It was a typical March morning at Red Sox camp. A sellout crowd packed City of Palms Park in Fort Myers, Fla., three dozen reporters surrounded righthander Curt Schilling--inquiring less about the side session he'd just thrown than about the congressional testimony he would give the next day--and a production crew from Queer Eye for the Straight Guy was shushing bystanders as it mopped sweat off third baseman Bill Mueller's cheeks.
So this is the morning after for Boston, which awoke, for once, not with a percussive hangover but with the prettiest girl at the party. After winning eight straight October games to claim the franchise's first World Series in 86 years, the Red Sox spent the winter as America's sweethearts. They paraded through Beantown, visited the White House, wrote autobiographies and made the rounds of the late-night talk shows. Schilling, whose sense of dramatic timing is unrivaled, underwent surgery on his right ankle, then played Celebrity Poker on crutches three weeks later.
Amid the euphoria, general manager Theo Epstein resisted the urge to keep his club intact and allowed righthanders Pedro Martinez and Derek Lowe to walk as free agents. (They signed four-year contracts worth a combined $89 million.) After making unsuccessful plays for Carl Pavano and Brad Radke, also righthanders, Epstein reeled in free-agent Cubs righty Matt Clement for three years and $25.5 million.
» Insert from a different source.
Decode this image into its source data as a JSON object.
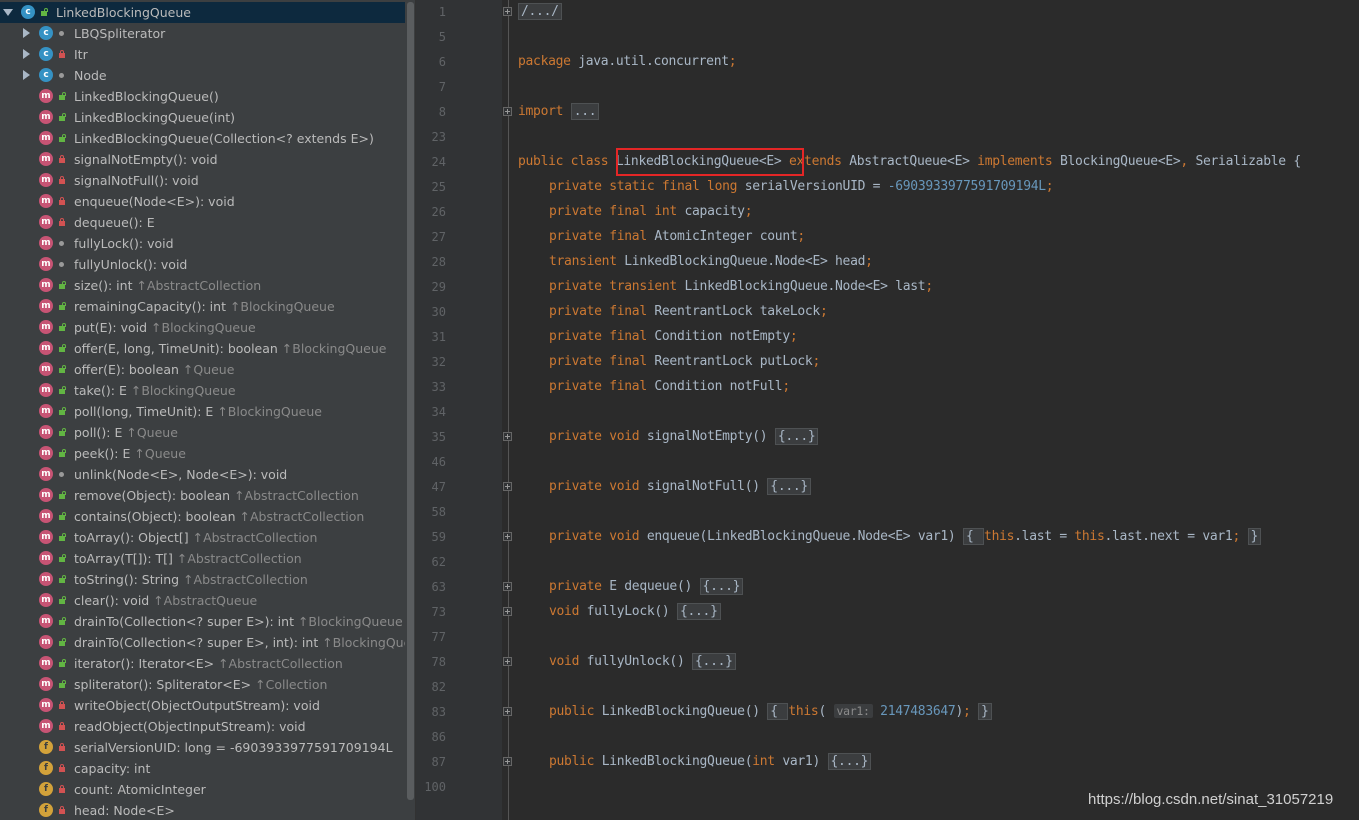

He also gave incentive-laden deals to 41-year-old lefthander David Wells (two years, $8 million guaranteed) and to righthander Wade Miller (one year, $1.5 million), who missed the second half of last season because of a frayed labrum. And by signing all three to contracts of three years or fewer--the team's preferred duration-- Epstein was able to minimize Boston's risk.
"The Red Sox threw out their best offer right away," the 30-year-old Clement says. "They were very professional. In Chicago the media always said, 'They'll mess it up, they're the Cubs.' Knowing it was similar here--if not worse--I admired guys who could do what they did, coming back from down 0-3 [to the Yankees]. I wanted to be a part of that."
Clement typifies Boston's approach of trying to find value. Despite the quality of his stuff, he's 69-75 lifetime, including 9--13 with the Cubs last season. His fussy mound habits, such as shrugging his shoulders and rubbing his legs, have been the subject of relentless armchair analysis, and in the final two weeks of last season he was bumped from the starting rotation for Glendon Rusch. To the Red Sox, however, Clement's won-lost record had as much validity as his shoe size; more important was his 9.45 strikeouts per nine innings last year, sixth best in the majors. Clement has been among his league's top 10 in strikeout rate in each of the last three seasons, a threshold met by only Martinez, Schilling, Roger Clemens and Jason Schmidt.
Wildness is Clement's bugaboo, but this spring he and catcher Jason Varitek have emphasized locating his four-seam fastball early in at bats, rather than depending on his out pitch, the slider. He would concede more contact but improve his efficiency. "Every spring I come out with that plan," Clement says, "but then your first two games, you're getting tattooed, and you go back to what gets outs for you. So I've been using my fastball more, experimenting with moving it different ways. This is how I want to pitch."
Like Clement, Miller was cast off by his old club, the Astros, who nontendered him and then offered one year at $600,000. The Red Sox jumped to nearly triple Houston's bid, again encouraged by the 28-year-old Miller's high strikeout rate (7.5 per nine innings) and high upside. "They were aggressive, they said they wanted me, and it was hard to say no," says Miller, who expects to be ready by the end of the month.
Economizing on pitching allowed Boston to overpay slightly to sign free-agent shortstop Edgar Renteria and retain Varitek (they both got four-year, $40 million deals), ensuring that the majors' best offense keeps humming. And 19 regular-season games against the Yankees ensure that the circus won't soon leave town. --D.G.H.
Manny Ramirez and David Ortiz became the first teammates in major league history to each hit 40 or more home runs and 40 or more doubles in the same season.